The State of Louisiana and its partners have allocated considerable resources and have made longterm commitments to the restoration and management of wetland and aquatic resources in its coastal zone. Beginning two decades before the Deepwater Horizon oil spill, early project-specificmonitoring efforts through the Coastal Wetlands Planning, Protection, and Restoration Act (CWPPRA) program quickly became challenging as adequate reference areas were difficult to identify and monitoring parameters were not consistent among various projects…continue reading.
Overview of statewide geophysical surveys for ecosystem restoration in Louisiana
Co-authored by CPRA’s Syed Khalil and Richard Raynie; APTIM’s Beth M. Forrest, Mike Lowiec, Beau C. Suthard, and Jeffrey L. Andrews; and Quin Robertson of Coastal Protection Engineering, Inc.
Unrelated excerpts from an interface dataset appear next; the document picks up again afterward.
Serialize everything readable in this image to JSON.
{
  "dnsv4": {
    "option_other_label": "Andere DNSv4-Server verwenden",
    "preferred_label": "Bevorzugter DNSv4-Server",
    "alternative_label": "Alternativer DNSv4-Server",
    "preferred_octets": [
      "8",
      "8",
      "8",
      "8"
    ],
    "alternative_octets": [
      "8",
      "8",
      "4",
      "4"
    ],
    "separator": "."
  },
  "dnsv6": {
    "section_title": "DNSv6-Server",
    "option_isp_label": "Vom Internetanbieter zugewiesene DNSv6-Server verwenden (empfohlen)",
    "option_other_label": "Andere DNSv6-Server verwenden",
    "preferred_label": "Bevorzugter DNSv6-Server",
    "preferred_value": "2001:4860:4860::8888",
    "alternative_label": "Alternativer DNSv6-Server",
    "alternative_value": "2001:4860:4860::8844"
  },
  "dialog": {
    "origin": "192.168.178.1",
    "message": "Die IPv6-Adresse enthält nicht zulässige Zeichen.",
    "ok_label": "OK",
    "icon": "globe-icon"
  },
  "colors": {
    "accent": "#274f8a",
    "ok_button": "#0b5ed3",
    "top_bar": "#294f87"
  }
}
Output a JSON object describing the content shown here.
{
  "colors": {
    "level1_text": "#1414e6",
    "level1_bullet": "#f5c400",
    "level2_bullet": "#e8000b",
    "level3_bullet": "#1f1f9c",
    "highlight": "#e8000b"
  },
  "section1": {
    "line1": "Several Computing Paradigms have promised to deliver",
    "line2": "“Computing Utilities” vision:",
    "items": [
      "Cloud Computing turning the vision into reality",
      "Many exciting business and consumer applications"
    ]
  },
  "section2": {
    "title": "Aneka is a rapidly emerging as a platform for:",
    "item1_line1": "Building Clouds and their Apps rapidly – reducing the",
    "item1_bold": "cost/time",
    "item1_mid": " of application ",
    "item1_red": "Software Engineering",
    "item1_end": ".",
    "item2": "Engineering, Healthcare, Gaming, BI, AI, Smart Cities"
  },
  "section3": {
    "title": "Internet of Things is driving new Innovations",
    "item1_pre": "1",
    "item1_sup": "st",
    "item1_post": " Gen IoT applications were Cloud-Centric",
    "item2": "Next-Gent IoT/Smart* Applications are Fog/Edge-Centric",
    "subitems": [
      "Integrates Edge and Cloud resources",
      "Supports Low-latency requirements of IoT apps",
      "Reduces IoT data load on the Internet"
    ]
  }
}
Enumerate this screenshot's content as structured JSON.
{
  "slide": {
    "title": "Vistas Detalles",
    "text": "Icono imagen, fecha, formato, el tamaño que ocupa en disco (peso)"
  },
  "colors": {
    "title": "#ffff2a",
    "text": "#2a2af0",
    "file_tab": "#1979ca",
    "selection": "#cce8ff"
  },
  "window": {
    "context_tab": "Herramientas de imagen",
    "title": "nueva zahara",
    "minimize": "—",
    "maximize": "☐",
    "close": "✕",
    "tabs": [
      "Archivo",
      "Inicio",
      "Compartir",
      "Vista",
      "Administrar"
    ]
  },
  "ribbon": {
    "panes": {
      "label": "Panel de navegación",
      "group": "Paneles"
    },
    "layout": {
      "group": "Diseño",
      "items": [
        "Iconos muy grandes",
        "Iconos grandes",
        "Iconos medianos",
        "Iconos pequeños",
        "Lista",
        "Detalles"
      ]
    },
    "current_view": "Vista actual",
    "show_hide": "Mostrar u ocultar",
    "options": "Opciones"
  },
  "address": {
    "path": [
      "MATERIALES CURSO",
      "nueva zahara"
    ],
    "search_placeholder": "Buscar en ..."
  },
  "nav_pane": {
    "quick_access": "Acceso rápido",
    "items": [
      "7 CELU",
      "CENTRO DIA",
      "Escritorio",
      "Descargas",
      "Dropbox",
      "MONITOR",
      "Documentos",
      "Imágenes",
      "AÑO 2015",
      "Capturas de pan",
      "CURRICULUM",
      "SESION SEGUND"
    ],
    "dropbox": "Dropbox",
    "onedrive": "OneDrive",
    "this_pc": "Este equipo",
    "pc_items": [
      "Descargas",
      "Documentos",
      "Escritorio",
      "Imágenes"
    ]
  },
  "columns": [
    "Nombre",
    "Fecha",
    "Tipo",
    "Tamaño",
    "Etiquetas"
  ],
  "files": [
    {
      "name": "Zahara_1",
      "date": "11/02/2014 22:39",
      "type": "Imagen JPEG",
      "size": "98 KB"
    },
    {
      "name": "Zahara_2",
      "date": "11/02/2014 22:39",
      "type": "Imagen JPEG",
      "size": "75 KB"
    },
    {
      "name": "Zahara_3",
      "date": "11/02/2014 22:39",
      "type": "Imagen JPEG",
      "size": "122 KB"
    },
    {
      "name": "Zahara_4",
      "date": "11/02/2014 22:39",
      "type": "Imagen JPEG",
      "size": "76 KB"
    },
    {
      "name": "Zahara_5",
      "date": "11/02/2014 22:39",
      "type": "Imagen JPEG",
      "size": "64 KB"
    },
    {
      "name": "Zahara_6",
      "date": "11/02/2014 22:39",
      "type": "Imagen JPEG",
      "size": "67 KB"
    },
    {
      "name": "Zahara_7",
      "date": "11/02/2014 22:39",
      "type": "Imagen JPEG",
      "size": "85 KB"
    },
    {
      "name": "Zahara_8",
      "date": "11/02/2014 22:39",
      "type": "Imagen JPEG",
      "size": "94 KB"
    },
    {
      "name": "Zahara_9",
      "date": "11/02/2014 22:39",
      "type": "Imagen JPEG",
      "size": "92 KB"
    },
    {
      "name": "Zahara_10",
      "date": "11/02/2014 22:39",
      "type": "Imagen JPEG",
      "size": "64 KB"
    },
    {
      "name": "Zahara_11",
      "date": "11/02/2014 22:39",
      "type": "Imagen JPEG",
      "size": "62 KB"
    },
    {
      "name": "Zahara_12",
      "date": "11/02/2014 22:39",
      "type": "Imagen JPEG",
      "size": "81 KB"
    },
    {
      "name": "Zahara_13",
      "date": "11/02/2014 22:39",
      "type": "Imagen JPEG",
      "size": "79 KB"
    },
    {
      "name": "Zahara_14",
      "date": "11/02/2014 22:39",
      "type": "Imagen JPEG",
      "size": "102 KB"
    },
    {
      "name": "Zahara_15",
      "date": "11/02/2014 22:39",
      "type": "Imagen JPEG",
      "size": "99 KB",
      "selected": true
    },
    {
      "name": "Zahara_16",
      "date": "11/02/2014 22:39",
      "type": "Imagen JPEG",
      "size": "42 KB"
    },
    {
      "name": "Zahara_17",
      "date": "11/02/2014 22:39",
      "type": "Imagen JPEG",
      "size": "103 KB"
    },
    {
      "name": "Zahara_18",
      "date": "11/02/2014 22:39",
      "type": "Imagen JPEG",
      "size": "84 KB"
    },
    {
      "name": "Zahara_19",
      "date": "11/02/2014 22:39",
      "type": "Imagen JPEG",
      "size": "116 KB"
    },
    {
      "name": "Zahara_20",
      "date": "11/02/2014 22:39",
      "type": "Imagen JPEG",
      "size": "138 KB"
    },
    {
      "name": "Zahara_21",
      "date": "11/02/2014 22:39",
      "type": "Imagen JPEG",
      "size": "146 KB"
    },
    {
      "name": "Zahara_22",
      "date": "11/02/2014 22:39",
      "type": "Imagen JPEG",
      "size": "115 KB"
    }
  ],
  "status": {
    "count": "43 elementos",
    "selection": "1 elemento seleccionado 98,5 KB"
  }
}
Louisiana’s dynamic coastal environment lends itself to adaptive management given ongoing landscape changes and the difficulty in predicting the future effects of protection and restoration actions. Adaptive management is critical in coastal Louisiana as most of the strategies adopted are first-of-theirkind, either in scale or scope, and do not have well-established templates to follow (Killebrew and Khalil 2018). An Adaptive Management Implementation Plan (AMIP) was developed to maximize the success of the coastal protection and restoration program by iteratively incorporating new information into each step of the decision-making process to reduce uncertainty in projects and programs…continue reading.
Summaries of all articles are available at http://asbpa.org/publications/shore-and-beach/.